The information contained in this website is not a substitute for medical advice or treatment, and TICR recommends consultation with your doctor or other health care professional if you have worries about your cardiovascular health.

Heart Failure

Your heart serves as an important organ that pumps blood to meet your body’s demand for blood and oxygen. Heart failure occurs when your heart muscle does not pump blood as well as it should.

What causes heart failure?

In Scotland, most heart failure cases are due to either narrowed arteries in your heart (coronary artery disease) or high blood pressure that may cause your heart to become stiff to fill and pump efficiently. Other potential causes include heart valve problems as well as an irregular heart rhythm.

Symptoms of heart failure

The common symptoms of heart failure are shortness of breath, tiredness and swollen ankles. Symptoms may only become noticeable when doing something active but can progress to being noticeable even at rest.

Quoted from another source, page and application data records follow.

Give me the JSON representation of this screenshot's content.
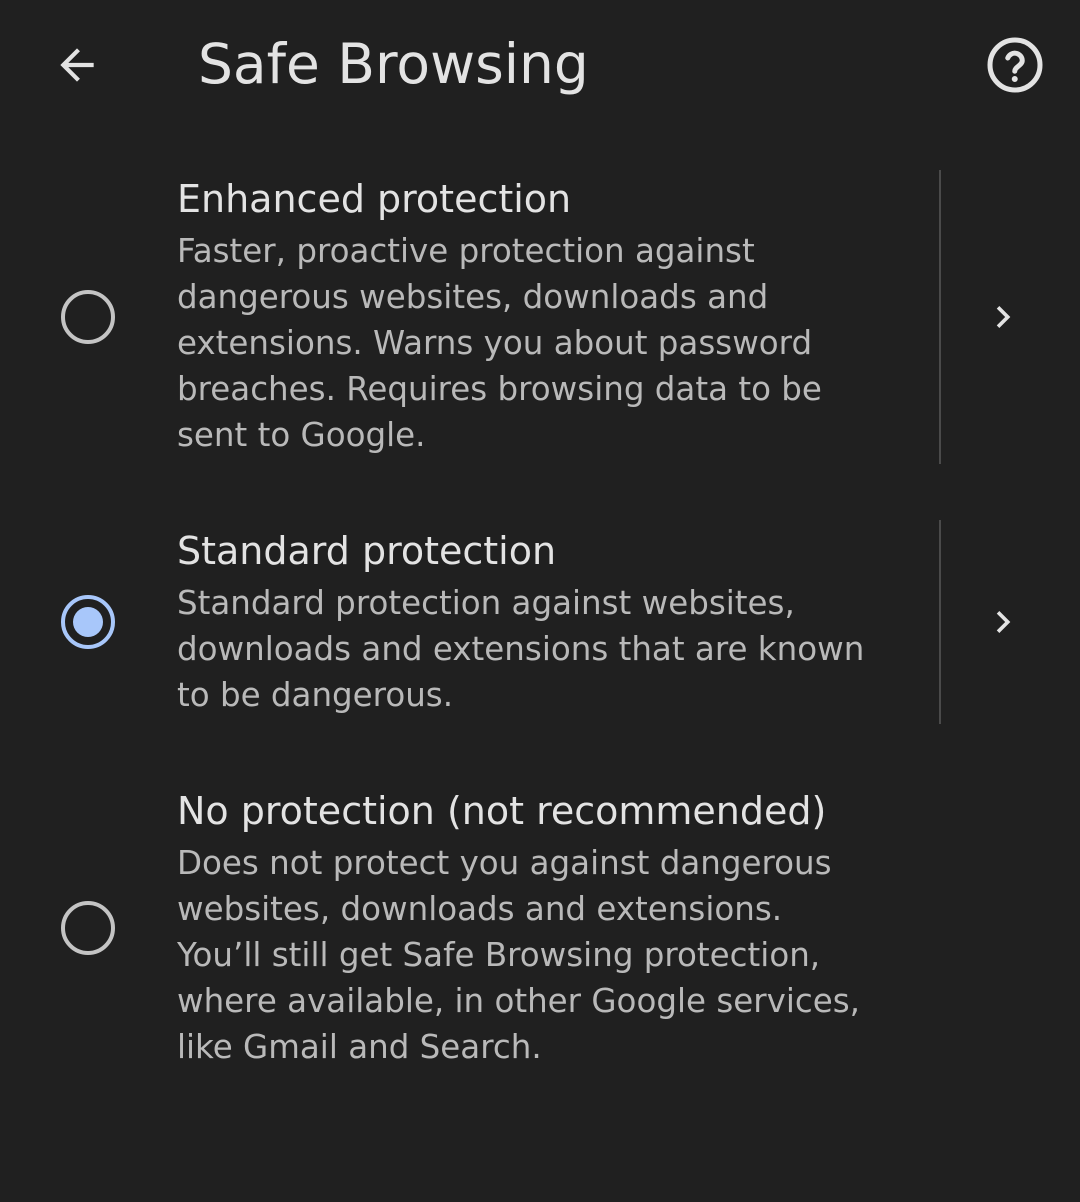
{
  "header": {
    "title": "Safe Browsing",
    "back_icon": "arrow-back-icon",
    "help_icon": "help-circle-icon"
  },
  "colors": {
    "background": "#202020",
    "primary_text": "#e3e3e3",
    "secondary_text": "#b9b9b9",
    "radio_selected": "#a8c7fa",
    "radio_unselected": "#c4c4c4",
    "divider": "#4a4a4a"
  },
  "options": [
    {
      "title": "Enhanced protection",
      "description_lines": [
        "Faster, proactive protection against",
        "dangerous websites, downloads and",
        "extensions. Warns you about password",
        "breaches. Requires browsing data to be",
        "sent to Google."
      ],
      "selected": false,
      "has_details": true
    },
    {
      "title": "Standard protection",
      "description_lines": [
        "Standard protection against websites,",
        "downloads and extensions that are known",
        "to be dangerous."
      ],
      "selected": true,
      "has_details": true
    },
    {
      "title": "No protection (not recommended)",
      "description_lines": [
        "Does not protect you against dangerous",
        "websites, downloads and extensions.",
        "You’ll still get Safe Browsing protection,",
        "where available, in other Google services,",
        "like Gmail and Search."
      ],
      "selected": false,
      "has_details": false
    }
  ]
}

Diagnosis of heart failure will involve asking about the above symptoms and examination of the heart, lungs and legs (for swelling). Tests to help with the diagnosis include a chest X Ray, an echocardiogram (ultrasound of the heart), blood tests and maybe an MRI.


It is unlikely for heart failure to be completely cured; it can depend on the reason for it occurring in the first place.

Heart failure treatment requires careful lifestyle modification (such as restriction of salt and sometimes water intake), monitoring of weight, taking the right drugs (such as ACE inhibitors, beta-blockers, spironolactone, ivabradine and entresto) and prompt reporting of any changes in your symptoms. Exercise (sometimes involving cardiac rehabilitation) can also help with your heart failure.  All this can improve your quality of life and help make you live longer.

Author: Professor Chim Lang